• [What needs to be done] Filter the entries, keeping every line with the word "packets".
** Material for this task follows **
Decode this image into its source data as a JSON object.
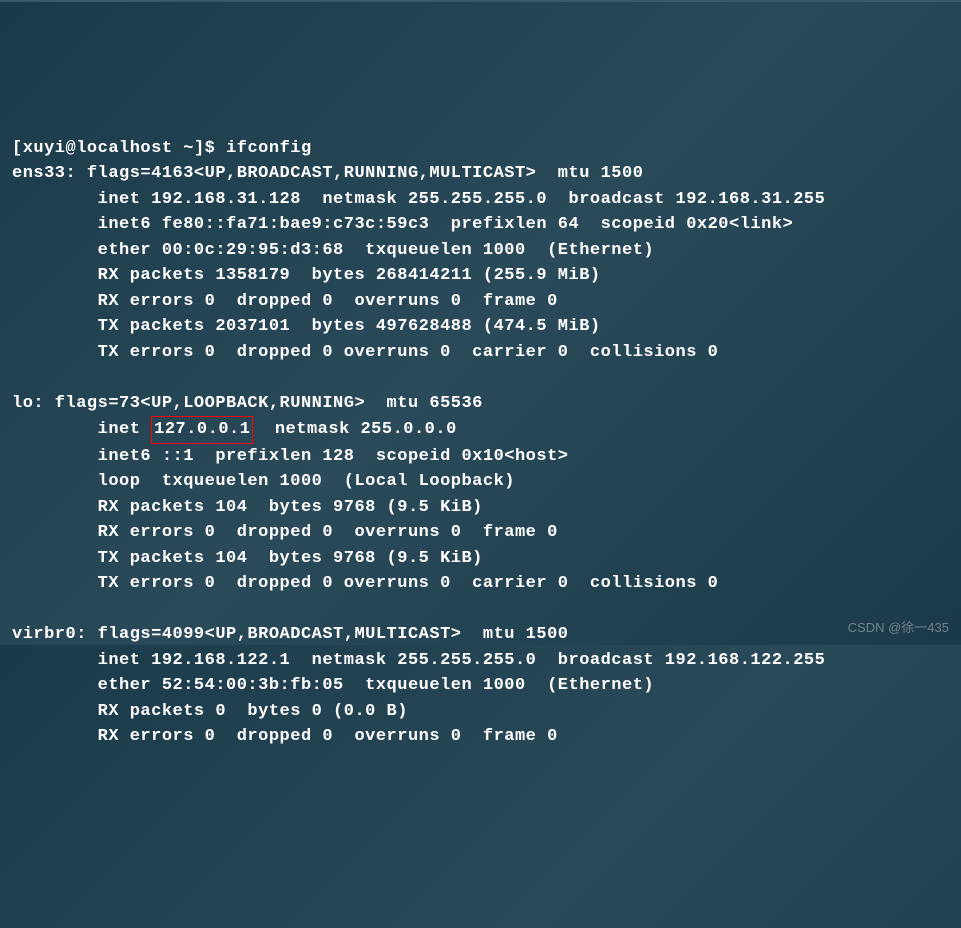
{
  "prompt": {
    "user": "xuyi",
    "host": "localhost",
    "dir": "~",
    "symbol": "$",
    "command": "ifconfig"
  },
  "interfaces": {
    "ens33": {
      "header": "ens33: flags=4163<UP,BROADCAST,RUNNING,MULTICAST>  mtu 1500",
      "inet": "        inet 192.168.31.128  netmask 255.255.255.0  broadcast 192.168.31.255",
      "inet6": "        inet6 fe80::fa71:bae9:c73c:59c3  prefixlen 64  scopeid 0x20<link>",
      "ether": "        ether 00:0c:29:95:d3:68  txqueuelen 1000  (Ethernet)",
      "rx_packets": "        RX packets 1358179  bytes 268414211 (255.9 MiB)",
      "rx_errors": "        RX errors 0  dropped 0  overruns 0  frame 0",
      "tx_packets": "        TX packets 2037101  bytes 497628488 (474.5 MiB)",
      "tx_errors": "        TX errors 0  dropped 0 overruns 0  carrier 0  collisions 0"
    },
    "lo": {
      "header": "lo: flags=73<UP,LOOPBACK,RUNNING>  mtu 65536",
      "inet_prefix": "        inet ",
      "inet_ip": "127.0.0.1",
      "inet_suffix": "  netmask 255.0.0.0",
      "inet6": "        inet6 ::1  prefixlen 128  scopeid 0x10<host>",
      "loop": "        loop  txqueuelen 1000  (Local Loopback)",
      "rx_packets": "        RX packets 104  bytes 9768 (9.5 KiB)",
      "rx_errors": "        RX errors 0  dropped 0  overruns 0  frame 0",
      "tx_packets": "        TX packets 104  bytes 9768 (9.5 KiB)",
      "tx_errors": "        TX errors 0  dropped 0 overruns 0  carrier 0  collisions 0"
    },
    "virbr0": {
      "header": "virbr0: flags=4099<UP,BROADCAST,MULTICAST>  mtu 1500",
      "inet": "        inet 192.168.122.1  netmask 255.255.255.0  broadcast 192.168.122.255",
      "ether": "        ether 52:54:00:3b:fb:05  txqueuelen 1000  (Ethernet)",
      "rx_packets": "        RX packets 0  bytes 0 (0.0 B)",
      "rx_errors": "        RX errors 0  dropped 0  overruns 0  frame 0"
    }
  },
  "watermark": "CSDN @徐一435"
}
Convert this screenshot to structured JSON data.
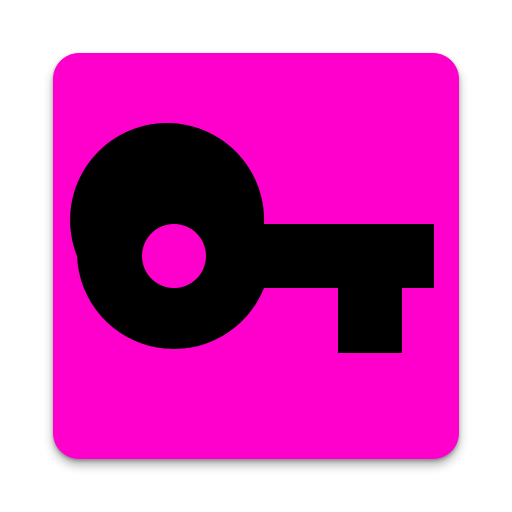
{
  "app_icon": {
    "icon": "key-icon",
    "background_color": "#ff00cc",
    "glyph_color": "#000000"
  }
}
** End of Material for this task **
• [Result for this exercise]
      "rx_packets": "        RX packets 1358179  bytes 268414211 (255.9 MiB)",
      "tx_packets": "        TX packets 2037101  bytes 497628488 (474.5 MiB)",
      "rx_packets": "        RX packets 104  bytes 9768 (9.5 KiB)",
      "tx_packets": "        TX packets 104  bytes 9768 (9.5 KiB)",
      "rx_packets": "        RX packets 0  bytes 0 (0.0 B)",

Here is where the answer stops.